Maundy Thursday [pronounced môn'dE] is the traditional English name for Thursday of Holy Week, so named because of the institution of the Lord’s Supper by Jesus at the Last Supper (that is, the mandatum novum or “new commandment”).
“A new commandment I give unto you: that you love one another.” (John 13:34)
Maundy Thursday, or Holy Thursday is the day before Jesus’ crucifixion. On this day Jesus had His Last Supper with His disciples before His death. This day, Jesus took a normal "Passover meal" and changed it forever.
Jesus did several things on Maundy Thursday, according Matthew 26:17-75.
The arrest, trial, crucifixion, death, and burial of Jesus Christ all took place on Good Friday. Jesus was taken into Roman courts, before Pontius Pilate and Herod Antipas, who sent him back to the Jewish court. Roman soldiers took him to Golgotha, the place of the skull, where he was crucified (Matthew 26:47 - Matthew 27:26).
It is interesting that Jesus was born at night and it became day. Jesus was crucified during the day and it became as dark as night.
The seven last words of Jesus on the cross are usually preached during Good Friday services to commemorate Jesus’ death at 3 p.m. We call this day “good” because of what God was able to do for us through the life and death of Jesus. He gave us new life with Him forever.
One traditional use of Scripture is to base the homily or devotional on the Seven Last Words of Jesus as recorded in the gospels.
The Seven Last Words of Jesus:
“Father, forgive them . . .” (Luke 23:34)
“This day you will be with me in paradise.” (Luke 23:43)
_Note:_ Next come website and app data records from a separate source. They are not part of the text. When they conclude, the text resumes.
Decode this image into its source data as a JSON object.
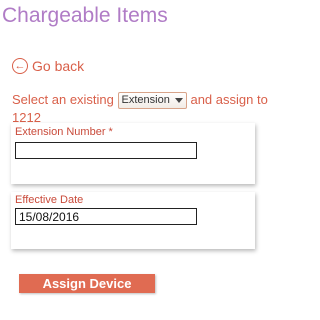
{
  "page": {
    "title": "Chargeable Items"
  },
  "back_link": {
    "icon": "arrow-left-circle-icon",
    "label": "Go back"
  },
  "instruction": {
    "prefix": "Select an existing",
    "select_value": "Extension",
    "suffix": "and assign to 1212"
  },
  "extension_field": {
    "label": "Extension Number *",
    "value": ""
  },
  "date_field": {
    "label": "Effective Date",
    "value": "15/08/2016"
  },
  "actions": {
    "assign_label": "Assign Device"
  },
  "colors": {
    "title": "#b07cc6",
    "accent": "#d9604a",
    "button": "#e06b52"
  }
}
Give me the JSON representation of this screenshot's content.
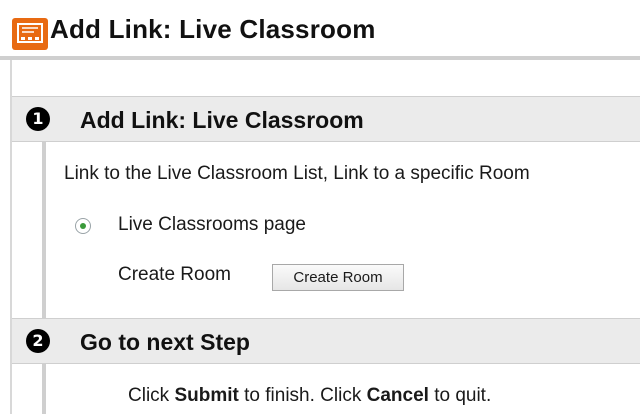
{
  "page": {
    "title": "Add Link: Live Classroom",
    "icon": "live-classroom-icon"
  },
  "steps": [
    {
      "number": "1",
      "title": "Add Link: Live Classroom",
      "description": "Link to the Live Classroom List, Link to a specific Room",
      "radio_label": "Live Classrooms page",
      "radio_selected": true,
      "create_room_label": "Create Room",
      "create_room_button": "Create Room"
    },
    {
      "number": "2",
      "title": "Go to next Step",
      "instruction": {
        "part1": "Click ",
        "submit": "Submit",
        "part2": " to finish. Click ",
        "cancel": "Cancel",
        "part3": " to quit."
      }
    }
  ],
  "colors": {
    "icon_orange": "#e86a12",
    "header_bg": "#ebebeb",
    "radio_dot": "#3a9a3a"
  }
}
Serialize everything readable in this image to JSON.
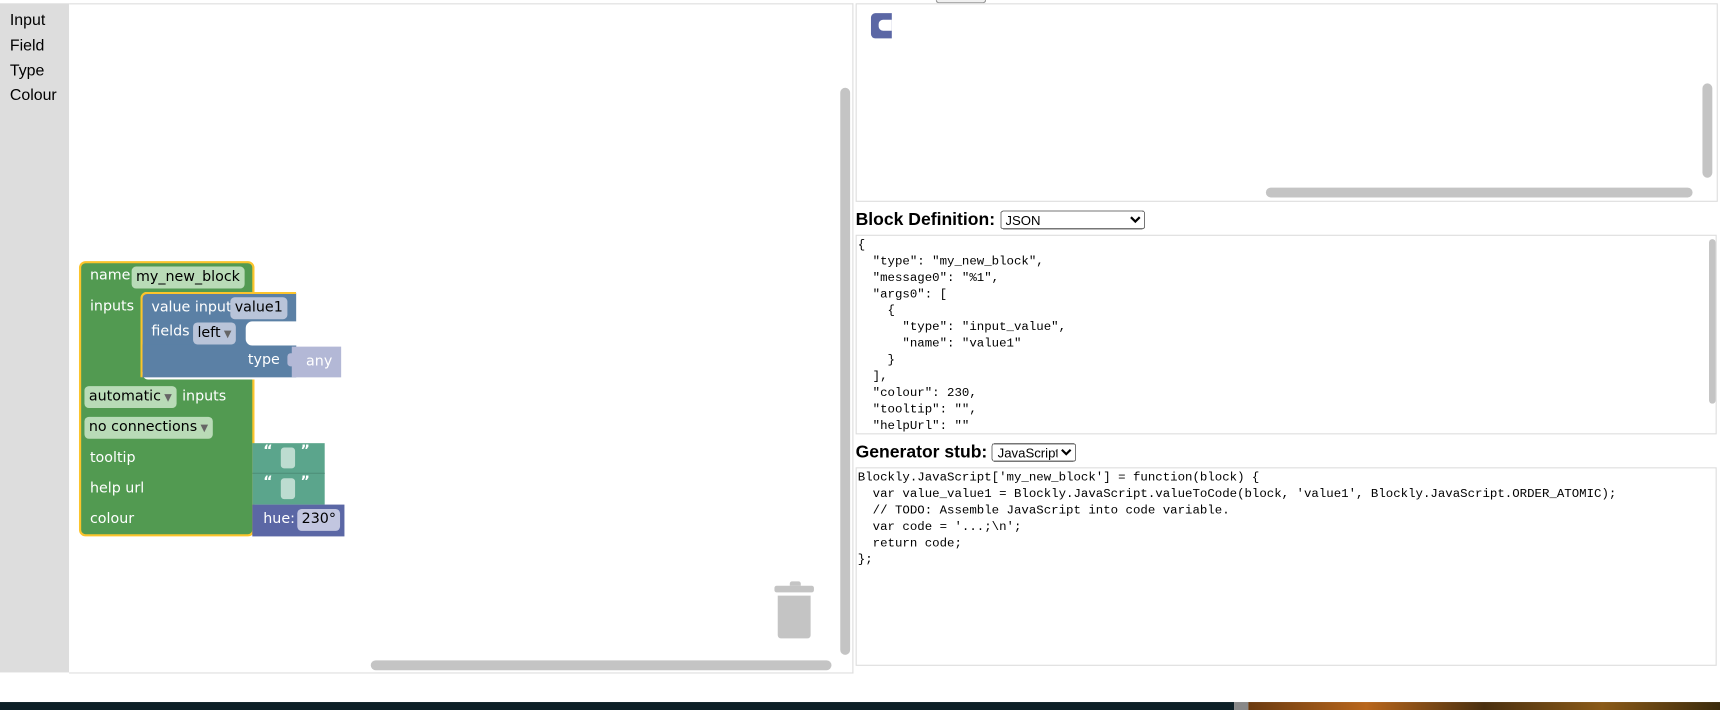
{
  "toolbox": {
    "items": [
      "Input",
      "Field",
      "Type",
      "Colour"
    ]
  },
  "factory_block": {
    "name_label": "name",
    "name_value": "my_new_block",
    "inputs_label": "inputs",
    "value_input_label": "value input",
    "value_input_name": "value1",
    "fields_label": "fields",
    "fields_align": "left",
    "type_label": "type",
    "type_value": "any",
    "inputs_mode": "automatic",
    "inputs_mode_suffix": "inputs",
    "connections": "no connections",
    "tooltip_label": "tooltip",
    "helpurl_label": "help url",
    "colour_label": "colour",
    "open_quote": "“",
    "close_quote": "”",
    "hue_label": "hue:",
    "hue_value": "230°"
  },
  "colors": {
    "green": "#529a51",
    "blue": "#5b80a5",
    "teal": "#5ba58c",
    "purple": "#5b67a5",
    "lavender": "#b3b8d6",
    "selected": "#fcc42b"
  },
  "block_definition": {
    "label": "Block Definition:",
    "format": "JSON",
    "code": "{\n  \"type\": \"my_new_block\",\n  \"message0\": \"%1\",\n  \"args0\": [\n    {\n      \"type\": \"input_value\",\n      \"name\": \"value1\"\n    }\n  ],\n  \"colour\": 230,\n  \"tooltip\": \"\",\n  \"helpUrl\": \"\"\n}"
  },
  "generator_stub": {
    "label": "Generator stub:",
    "language": "JavaScript",
    "code": "Blockly.JavaScript['my_new_block'] = function(block) {\n  var value_value1 = Blockly.JavaScript.valueToCode(block, 'value1', Blockly.JavaScript.ORDER_ATOMIC);\n  // TODO: Assemble JavaScript into code variable.\n  var code = '...;\\n';\n  return code;\n};"
  }
}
“Woman, behold your son . . .” (John 19:26-27)
“My God, my God why has thy forsaken me?” (Matthew 27:46, Mark 15:34)
“I thirst.” (John 19:28)
“It is finished!” (John 19:30)
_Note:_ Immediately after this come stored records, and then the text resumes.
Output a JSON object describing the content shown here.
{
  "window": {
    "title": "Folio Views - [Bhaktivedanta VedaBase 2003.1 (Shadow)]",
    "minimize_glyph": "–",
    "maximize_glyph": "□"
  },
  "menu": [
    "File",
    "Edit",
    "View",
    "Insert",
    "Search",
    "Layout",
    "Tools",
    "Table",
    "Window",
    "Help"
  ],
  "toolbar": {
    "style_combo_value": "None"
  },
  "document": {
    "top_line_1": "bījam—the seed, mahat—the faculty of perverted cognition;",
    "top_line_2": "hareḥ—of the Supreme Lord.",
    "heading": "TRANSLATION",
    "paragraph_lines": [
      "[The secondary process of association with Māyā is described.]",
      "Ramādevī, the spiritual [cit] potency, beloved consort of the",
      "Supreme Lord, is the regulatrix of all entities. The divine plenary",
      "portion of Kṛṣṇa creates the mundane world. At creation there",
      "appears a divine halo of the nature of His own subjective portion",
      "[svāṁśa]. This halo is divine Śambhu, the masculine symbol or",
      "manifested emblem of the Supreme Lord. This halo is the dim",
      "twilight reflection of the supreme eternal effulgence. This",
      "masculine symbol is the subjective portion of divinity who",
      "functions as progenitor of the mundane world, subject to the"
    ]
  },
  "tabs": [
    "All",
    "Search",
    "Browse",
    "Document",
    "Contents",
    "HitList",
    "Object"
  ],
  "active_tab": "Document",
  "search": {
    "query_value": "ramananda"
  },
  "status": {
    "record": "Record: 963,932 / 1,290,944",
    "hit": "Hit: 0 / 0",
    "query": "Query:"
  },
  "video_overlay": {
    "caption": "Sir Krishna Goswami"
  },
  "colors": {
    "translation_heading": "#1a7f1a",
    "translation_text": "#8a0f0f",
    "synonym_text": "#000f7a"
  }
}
“Father into your hands . . . “ (Luke 23:46)
On Friday, Jesus voluntarily submitted to be nailed to a cross. "No one takes my life, I lay it down myself” (John 10:18).
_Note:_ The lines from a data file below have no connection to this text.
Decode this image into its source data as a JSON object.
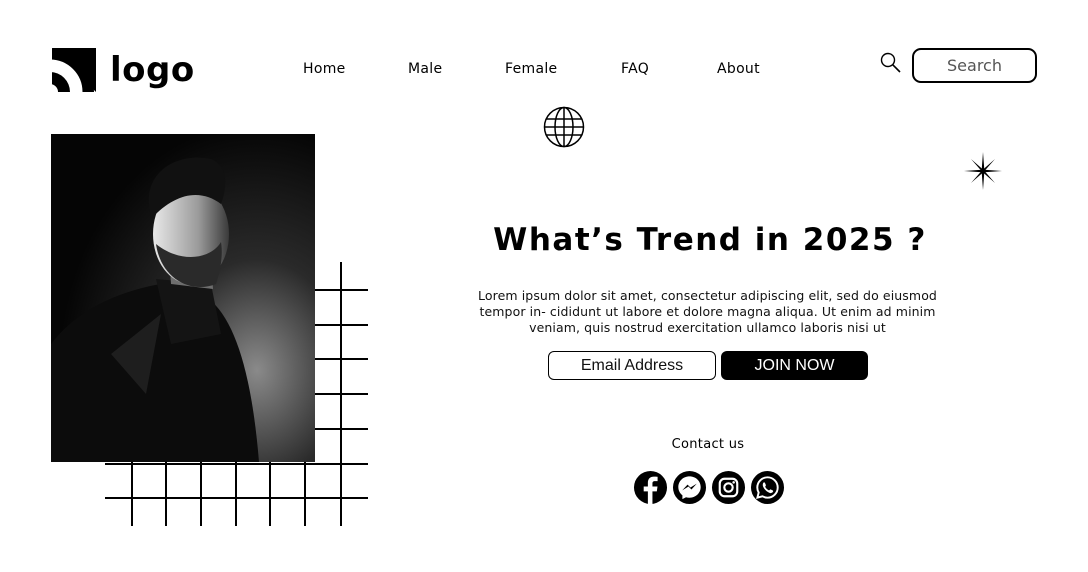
{
  "header": {
    "logo_text": "logo",
    "nav": [
      {
        "label": "Home"
      },
      {
        "label": "Male"
      },
      {
        "label": "Female"
      },
      {
        "label": "FAQ"
      },
      {
        "label": "About"
      }
    ],
    "search": {
      "placeholder": "Search",
      "icon": "search-icon"
    }
  },
  "hero": {
    "headline": "What’s Trend in 2025 ?",
    "body": "Lorem ipsum dolor sit amet, consectetur adipiscing elit, sed do eiusmod tempor in- cididunt ut labore et dolore magna aliqua. Ut enim ad minim veniam, quis nostrud exercitation ullamco laboris nisi ut",
    "email_placeholder": "Email Address",
    "join_label": "JOIN NOW"
  },
  "contact": {
    "label": "Contact us",
    "socials": [
      "facebook-icon",
      "messenger-icon",
      "instagram-icon",
      "whatsapp-icon"
    ]
  },
  "decorations": {
    "globe": "globe-icon",
    "sparkle": "sparkle-icon"
  },
  "colors": {
    "primary": "#000000",
    "background": "#ffffff"
  }
}
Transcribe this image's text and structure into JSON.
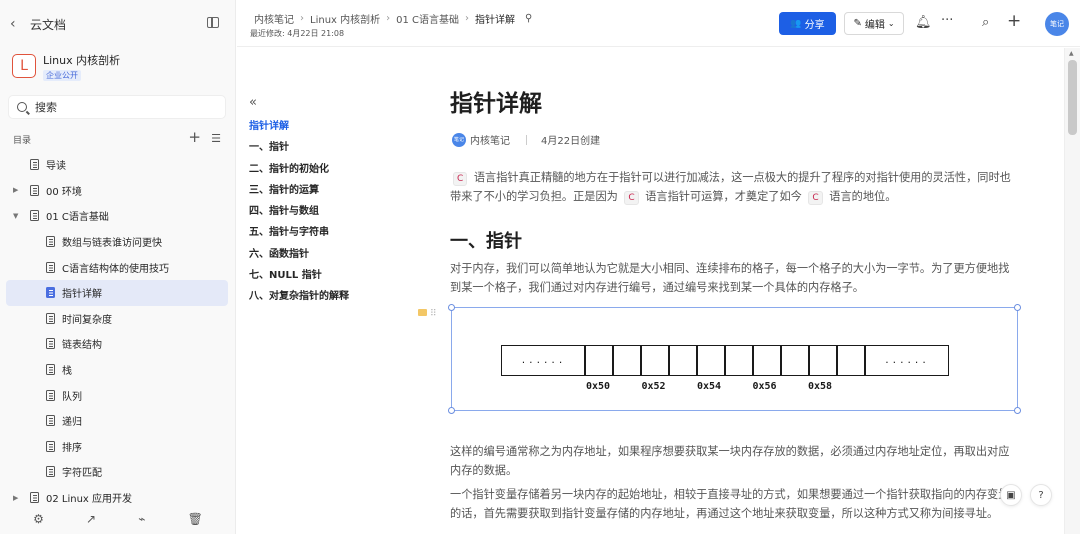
{
  "sidebar": {
    "back_label": "云文档",
    "repo": {
      "logo_letter": "L",
      "name": "Linux 内核剖析",
      "badge": "企业公开"
    },
    "search_placeholder": "搜索",
    "toc_label": "目录",
    "tree": [
      {
        "label": "导读",
        "level": 1,
        "caret": "",
        "active": false
      },
      {
        "label": "00 环境",
        "level": 1,
        "caret": "▶",
        "active": false
      },
      {
        "label": "01 C语言基础",
        "level": 1,
        "caret": "▼",
        "active": false
      },
      {
        "label": "数组与链表谁访问更快",
        "level": 2,
        "caret": "",
        "active": false
      },
      {
        "label": "C语言结构体的使用技巧",
        "level": 2,
        "caret": "",
        "active": false
      },
      {
        "label": "指针详解",
        "level": 2,
        "caret": "",
        "active": true
      },
      {
        "label": "时间复杂度",
        "level": 2,
        "caret": "",
        "active": false
      },
      {
        "label": "链表结构",
        "level": 2,
        "caret": "",
        "active": false
      },
      {
        "label": "栈",
        "level": 2,
        "caret": "",
        "active": false
      },
      {
        "label": "队列",
        "level": 2,
        "caret": "",
        "active": false
      },
      {
        "label": "递归",
        "level": 2,
        "caret": "",
        "active": false
      },
      {
        "label": "排序",
        "level": 2,
        "caret": "",
        "active": false
      },
      {
        "label": "字符匹配",
        "level": 2,
        "caret": "",
        "active": false
      },
      {
        "label": "02 Linux 应用开发",
        "level": 1,
        "caret": "▶",
        "active": false
      }
    ],
    "bottom_icons": [
      "settings-icon",
      "share-out-icon",
      "stats-icon",
      "trash-icon"
    ]
  },
  "header": {
    "breadcrumbs": [
      "内核笔记",
      "Linux 内核剖析",
      "01 C语言基础",
      "指针详解"
    ],
    "modified": "最近修改: 4月22日 21:08",
    "share_label": "分享",
    "edit_label": "编辑",
    "avatar_text": "笔记"
  },
  "outline": {
    "items": [
      "指针详解",
      "一、指针",
      "二、指针的初始化",
      "三、指针的运算",
      "四、指针与数组",
      "五、指针与字符串",
      "六、函数指针",
      "七、NULL 指针",
      "八、对复杂指针的解释"
    ],
    "active_index": 0
  },
  "doc": {
    "title": "指针详解",
    "author": "内核笔记",
    "author_avatar": "笔记",
    "created": "4月22日创建",
    "intro": [
      {
        "t": "code",
        "v": "C"
      },
      {
        "t": "text",
        "v": " 语言指针真正精髓的地方在于指针可以进行加减法，这一点极大的提升了程序的对指针使用的灵活性，同时也带来了不小的学习负担。正是因为 "
      },
      {
        "t": "code",
        "v": "C"
      },
      {
        "t": "text",
        "v": " 语言指针可运算，才奠定了如今 "
      },
      {
        "t": "code",
        "v": "C"
      },
      {
        "t": "text",
        "v": " 语言的地位。"
      }
    ],
    "h2": "一、指针",
    "para1": "对于内存，我们可以简单地认为它就是大小相同、连续排布的格子，每一个格子的大小为一字节。为了更方便地找到某一个格子，我们通过对内存进行编号，通过编号来找到某一个具体的内存格子。",
    "figure": {
      "ellipsis": "......",
      "cell_count": 10,
      "addresses": [
        "0x50",
        "0x52",
        "0x54",
        "0x56",
        "0x58"
      ]
    },
    "para2": "这样的编号通常称之为内存地址，如果程序想要获取某一块内存存放的数据，必须通过内存地址定位，再取出对应内存的数据。",
    "para3": "一个指针变量存储着另一块内存的起始地址，相较于直接寻址的方式，如果想要通过一个指针获取指向的内存变量的话，首先需要获取到指针变量存储的内存地址，再通过这个地址来获取变量，所以这种方式又称为间接寻址。"
  }
}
The Bible says that at noon, the skies got dark. There was an earthquake. The temple veil was torn from top to bottom to show that man had absolutely "nothing" to do with it. People suddenly realized that when Jesus cried out, "It is finished," and then died, He was no ordinary man.
What happened on the cross was a divine exchange. Jesus was made sin so we could be made righteous (2 Corinthians 5:21).
Jesus was taken down from the cross, prepared for burial, and placed in a borrowed tomb owned by Joseph of Arimathaea (Luke 23:50-53).
Saturday (Black Sabbath)
Holy Saturday was the day between the promise and the fulfillment of the promise. Jesus had not only predicted He would be crucified, but also that He would rise from the dead. Our salvation is based on that promise.
On Saturday, the high priests and Pharisees gathered together before Pilate and asked him to have Jesus' tomb sealed until the third day because as those enemies of God said, "We suspect that His disciples will come and steal His buried body by night, and then proclaim to the people that His resurrection is true, as that deceiver Himself foretold while He was yet alive; and then the last deception shall be worse than the first. After they had said these things to Pilate and received his permission, they went and sealed the tomb, and assigned a watch for security, that is, guards from among the soldiers who were appointed to guard the city” (Matthew 27:62-66).
Jesus made His descent with His soul, whereby He destroyed the gates and bars of Hades. Death was put to death, Hades was stripped of all its captives, the forefathers and all the righteous who died from the beginning of time were set free (Ephesians 4:8).
Most Christians now call this "Resurrection Day" while it is commonly known as Easter Sunday. God raised Jesus from the dead early in the morning. That's why we can say, "He is risen!" (Matthew 28:11-15)